▶ [EXERCISE GOAL]: Give back every record verbatim, but not the pictures.

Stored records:
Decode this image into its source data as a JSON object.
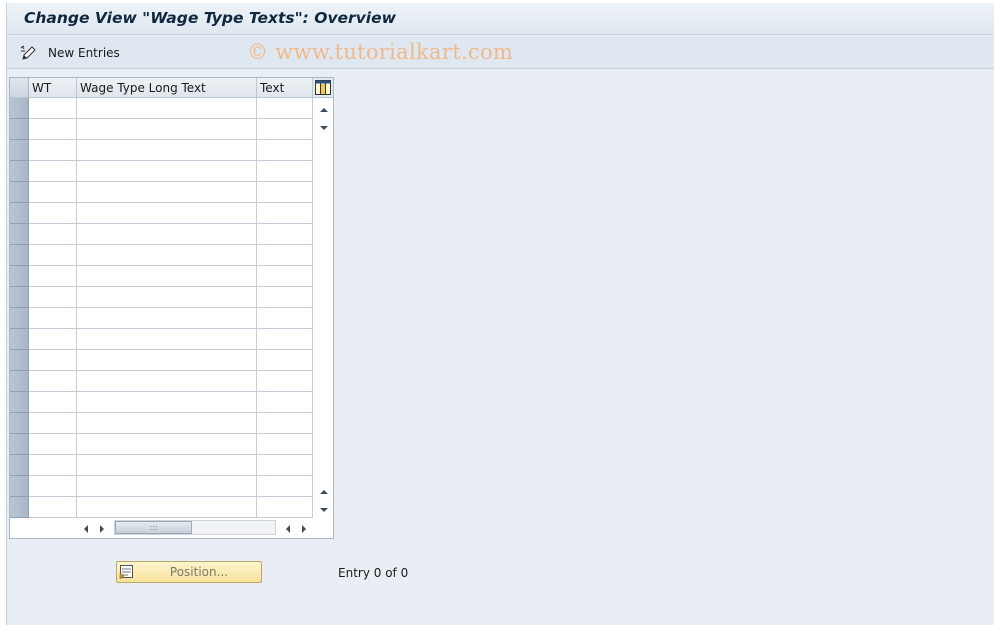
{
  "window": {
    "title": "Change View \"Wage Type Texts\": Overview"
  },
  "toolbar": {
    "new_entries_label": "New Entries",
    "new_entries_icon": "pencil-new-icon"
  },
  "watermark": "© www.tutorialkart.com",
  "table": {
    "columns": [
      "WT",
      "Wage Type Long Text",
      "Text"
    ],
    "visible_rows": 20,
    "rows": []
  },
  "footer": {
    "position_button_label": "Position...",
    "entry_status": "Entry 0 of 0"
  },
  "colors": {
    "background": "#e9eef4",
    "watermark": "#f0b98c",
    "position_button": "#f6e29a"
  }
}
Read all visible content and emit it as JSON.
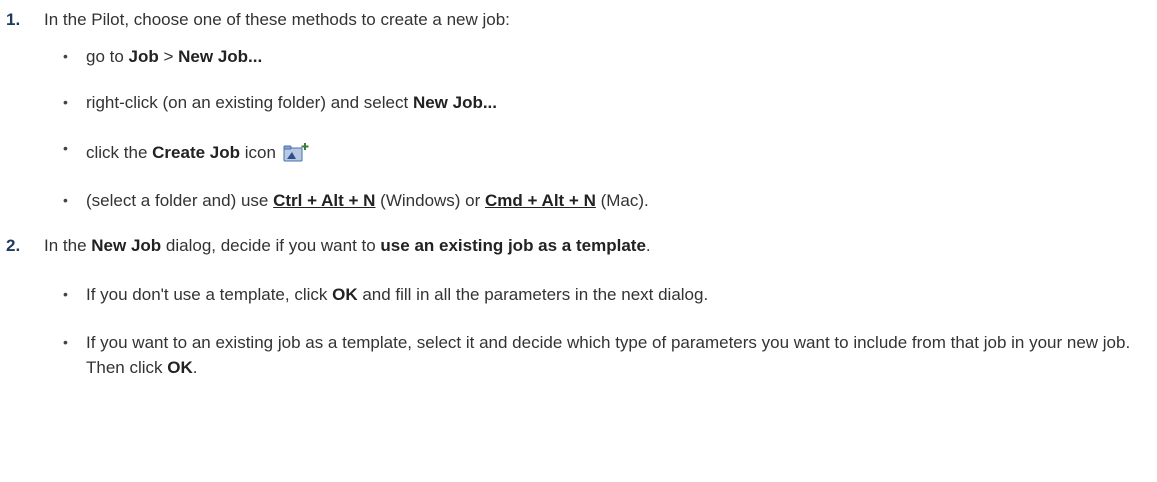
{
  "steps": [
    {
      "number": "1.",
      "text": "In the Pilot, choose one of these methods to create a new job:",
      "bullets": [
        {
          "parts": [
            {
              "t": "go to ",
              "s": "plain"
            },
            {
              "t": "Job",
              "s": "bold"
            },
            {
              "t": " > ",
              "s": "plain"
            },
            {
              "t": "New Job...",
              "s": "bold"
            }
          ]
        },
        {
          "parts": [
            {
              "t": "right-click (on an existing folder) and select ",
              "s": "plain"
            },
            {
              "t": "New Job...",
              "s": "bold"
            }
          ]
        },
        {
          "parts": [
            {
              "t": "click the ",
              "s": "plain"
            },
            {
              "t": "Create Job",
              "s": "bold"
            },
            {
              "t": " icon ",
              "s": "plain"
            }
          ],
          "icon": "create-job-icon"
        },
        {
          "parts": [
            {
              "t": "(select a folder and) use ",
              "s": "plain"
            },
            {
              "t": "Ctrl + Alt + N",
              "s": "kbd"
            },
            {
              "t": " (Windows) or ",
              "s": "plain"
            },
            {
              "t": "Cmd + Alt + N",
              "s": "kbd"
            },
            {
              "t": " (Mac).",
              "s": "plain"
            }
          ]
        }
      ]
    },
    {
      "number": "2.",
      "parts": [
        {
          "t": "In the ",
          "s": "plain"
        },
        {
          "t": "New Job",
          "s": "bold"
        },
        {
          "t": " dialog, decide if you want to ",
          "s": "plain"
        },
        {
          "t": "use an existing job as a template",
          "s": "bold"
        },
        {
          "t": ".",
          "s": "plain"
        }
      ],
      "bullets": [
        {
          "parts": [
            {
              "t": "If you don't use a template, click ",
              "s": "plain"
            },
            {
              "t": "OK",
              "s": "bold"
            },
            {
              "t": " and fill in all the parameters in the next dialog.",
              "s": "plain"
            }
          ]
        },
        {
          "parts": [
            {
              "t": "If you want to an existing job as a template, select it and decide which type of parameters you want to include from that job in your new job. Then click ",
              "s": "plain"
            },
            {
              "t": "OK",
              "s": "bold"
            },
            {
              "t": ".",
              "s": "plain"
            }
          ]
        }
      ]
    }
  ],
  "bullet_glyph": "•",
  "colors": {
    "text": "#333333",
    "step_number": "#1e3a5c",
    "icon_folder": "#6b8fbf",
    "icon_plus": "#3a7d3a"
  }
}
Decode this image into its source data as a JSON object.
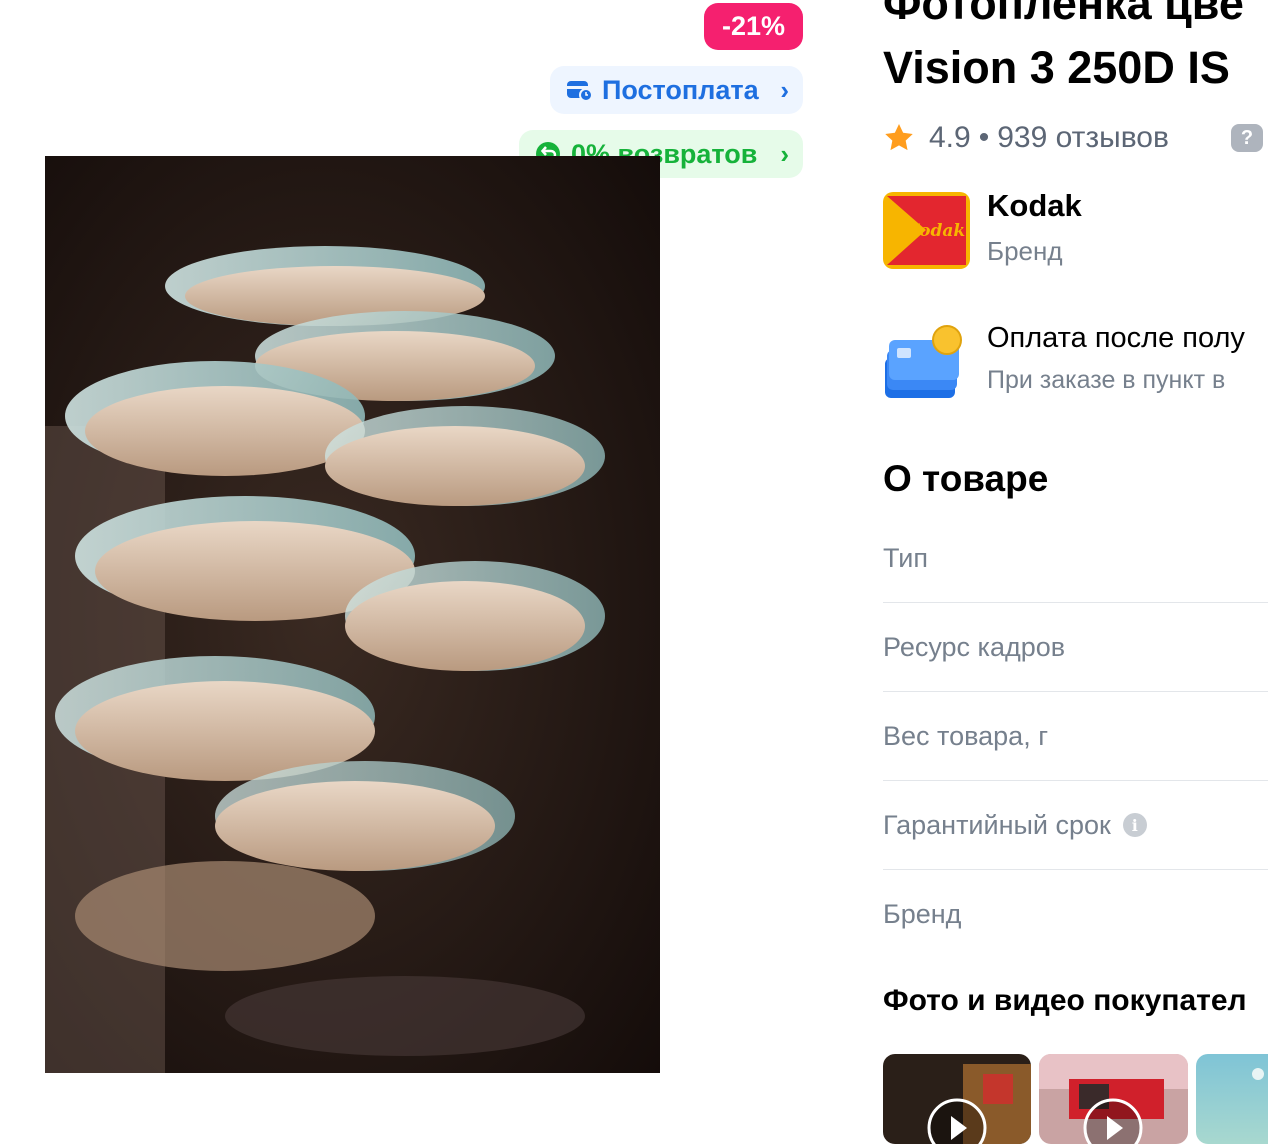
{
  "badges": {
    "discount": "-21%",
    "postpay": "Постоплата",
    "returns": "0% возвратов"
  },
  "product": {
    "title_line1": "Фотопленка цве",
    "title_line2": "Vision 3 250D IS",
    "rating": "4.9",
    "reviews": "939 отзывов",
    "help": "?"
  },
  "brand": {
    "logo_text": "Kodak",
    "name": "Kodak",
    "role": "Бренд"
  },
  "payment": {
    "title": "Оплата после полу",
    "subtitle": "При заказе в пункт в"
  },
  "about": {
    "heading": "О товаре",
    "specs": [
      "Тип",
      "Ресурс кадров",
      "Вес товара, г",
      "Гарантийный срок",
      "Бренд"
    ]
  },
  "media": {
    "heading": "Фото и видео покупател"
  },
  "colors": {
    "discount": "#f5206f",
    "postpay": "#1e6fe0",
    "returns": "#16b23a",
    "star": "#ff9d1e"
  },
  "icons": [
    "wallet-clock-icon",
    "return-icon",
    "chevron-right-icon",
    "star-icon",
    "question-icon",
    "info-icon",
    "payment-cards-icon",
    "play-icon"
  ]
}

▶ [OUTPUT OF THE EXERCISE]:
Decode this image into its source data as a JSON object.
{
  "window": {
    "title": "Change View \"Wage Type Texts\": Overview"
  },
  "toolbar": {
    "new_entries_label": "New Entries",
    "new_entries_icon": "pencil-new-icon"
  },
  "watermark": "© www.tutorialkart.com",
  "table": {
    "columns": [
      "WT",
      "Wage Type Long Text",
      "Text"
    ],
    "visible_rows": 20,
    "rows": []
  },
  "footer": {
    "position_button_label": "Position...",
    "entry_status": "Entry 0 of 0"
  },
  "colors": {
    "background": "#e9eef4",
    "watermark": "#f0b98c",
    "position_button": "#f6e29a"
  }
}
Read all visible content and emit it as JSON.
{
  "steps": [
    {
      "number": "1.",
      "text": "In the Pilot, choose one of these methods to create a new job:",
      "bullets": [
        {
          "parts": [
            {
              "t": "go to ",
              "s": "plain"
            },
            {
              "t": "Job",
              "s": "bold"
            },
            {
              "t": " > ",
              "s": "plain"
            },
            {
              "t": "New Job...",
              "s": "bold"
            }
          ]
        },
        {
          "parts": [
            {
              "t": "right-click (on an existing folder) and select ",
              "s": "plain"
            },
            {
              "t": "New Job...",
              "s": "bold"
            }
          ]
        },
        {
          "parts": [
            {
              "t": "click the ",
              "s": "plain"
            },
            {
              "t": "Create Job",
              "s": "bold"
            },
            {
              "t": " icon ",
              "s": "plain"
            }
          ],
          "icon": "create-job-icon"
        },
        {
          "parts": [
            {
              "t": "(select a folder and) use ",
              "s": "plain"
            },
            {
              "t": "Ctrl + Alt + N",
              "s": "kbd"
            },
            {
              "t": " (Windows) or ",
              "s": "plain"
            },
            {
              "t": "Cmd + Alt + N",
              "s": "kbd"
            },
            {
              "t": " (Mac).",
              "s": "plain"
            }
          ]
        }
      ]
    },
    {
      "number": "2.",
      "parts": [
        {
          "t": "In the ",
          "s": "plain"
        },
        {
          "t": "New Job",
          "s": "bold"
        },
        {
          "t": " dialog, decide if you want to ",
          "s": "plain"
        },
        {
          "t": "use an existing job as a template",
          "s": "bold"
        },
        {
          "t": ".",
          "s": "plain"
        }
      ],
      "bullets": [
        {
          "parts": [
            {
              "t": "If you don't use a template, click ",
              "s": "plain"
            },
            {
              "t": "OK",
              "s": "bold"
            },
            {
              "t": " and fill in all the parameters in the next dialog.",
              "s": "plain"
            }
          ]
        },
        {
          "parts": [
            {
              "t": "If you want to an existing job as a template, select it and decide which type of parameters you want to include from that job in your new job. Then click ",
              "s": "plain"
            },
            {
              "t": "OK",
              "s": "bold"
            },
            {
              "t": ".",
              "s": "plain"
            }
          ]
        }
      ]
    }
  ],
  "bullet_glyph": "•",
  "colors": {
    "text": "#333333",
    "step_number": "#1e3a5c",
    "icon_folder": "#6b8fbf",
    "icon_plus": "#3a7d3a"
  }
}
Decode this image into its source data as a JSON object.
{
  "badges": {
    "discount": "-21%",
    "postpay": "Постоплата",
    "returns": "0% возвратов"
  },
  "product": {
    "title_line1": "Фотопленка цве",
    "title_line2": "Vision 3 250D IS",
    "rating": "4.9",
    "reviews": "939 отзывов",
    "help": "?"
  },
  "brand": {
    "logo_text": "Kodak",
    "name": "Kodak",
    "role": "Бренд"
  },
  "payment": {
    "title": "Оплата после полу",
    "subtitle": "При заказе в пункт в"
  },
  "about": {
    "heading": "О товаре",
    "specs": [
      "Тип",
      "Ресурс кадров",
      "Вес товара, г",
      "Гарантийный срок",
      "Бренд"
    ]
  },
  "media": {
    "heading": "Фото и видео покупател"
  },
  "colors": {
    "discount": "#f5206f",
    "postpay": "#1e6fe0",
    "returns": "#16b23a",
    "star": "#ff9d1e"
  },
  "icons": [
    "wallet-clock-icon",
    "return-icon",
    "chevron-right-icon",
    "star-icon",
    "question-icon",
    "info-icon",
    "payment-cards-icon",
    "play-icon"
  ]
}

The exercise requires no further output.